## What to produce
Counting task for the data below: how many lines hold the word "Заблокировать"? Answer with the number only.

═════ Provided material ═════

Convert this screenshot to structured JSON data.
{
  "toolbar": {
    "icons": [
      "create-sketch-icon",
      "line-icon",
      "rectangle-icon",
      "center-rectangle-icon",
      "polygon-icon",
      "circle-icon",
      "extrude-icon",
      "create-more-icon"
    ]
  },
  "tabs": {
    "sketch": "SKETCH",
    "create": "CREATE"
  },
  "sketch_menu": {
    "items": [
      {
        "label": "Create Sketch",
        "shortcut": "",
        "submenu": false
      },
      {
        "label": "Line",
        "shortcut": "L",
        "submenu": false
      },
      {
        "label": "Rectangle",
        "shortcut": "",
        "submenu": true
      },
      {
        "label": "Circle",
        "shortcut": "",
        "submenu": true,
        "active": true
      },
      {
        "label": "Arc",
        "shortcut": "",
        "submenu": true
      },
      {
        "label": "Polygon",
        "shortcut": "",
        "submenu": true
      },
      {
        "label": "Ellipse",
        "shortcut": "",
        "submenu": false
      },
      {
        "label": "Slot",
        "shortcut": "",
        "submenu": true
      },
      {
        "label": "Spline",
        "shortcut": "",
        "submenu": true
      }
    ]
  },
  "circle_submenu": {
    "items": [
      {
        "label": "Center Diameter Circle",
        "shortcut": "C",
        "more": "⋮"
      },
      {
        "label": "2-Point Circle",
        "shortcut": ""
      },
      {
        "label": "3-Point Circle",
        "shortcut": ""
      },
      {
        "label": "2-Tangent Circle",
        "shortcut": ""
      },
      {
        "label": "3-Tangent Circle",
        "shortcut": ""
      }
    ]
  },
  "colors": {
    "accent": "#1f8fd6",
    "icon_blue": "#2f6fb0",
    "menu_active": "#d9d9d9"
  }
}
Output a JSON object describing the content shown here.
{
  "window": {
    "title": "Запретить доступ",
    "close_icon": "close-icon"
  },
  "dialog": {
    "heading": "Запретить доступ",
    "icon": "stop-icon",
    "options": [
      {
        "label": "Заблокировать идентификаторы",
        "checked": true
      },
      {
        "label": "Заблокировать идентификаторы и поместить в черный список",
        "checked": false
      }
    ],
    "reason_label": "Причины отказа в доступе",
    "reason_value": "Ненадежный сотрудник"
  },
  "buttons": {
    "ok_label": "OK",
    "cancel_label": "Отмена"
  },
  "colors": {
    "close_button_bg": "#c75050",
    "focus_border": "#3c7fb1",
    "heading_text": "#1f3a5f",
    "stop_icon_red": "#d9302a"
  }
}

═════

## Expected answer
2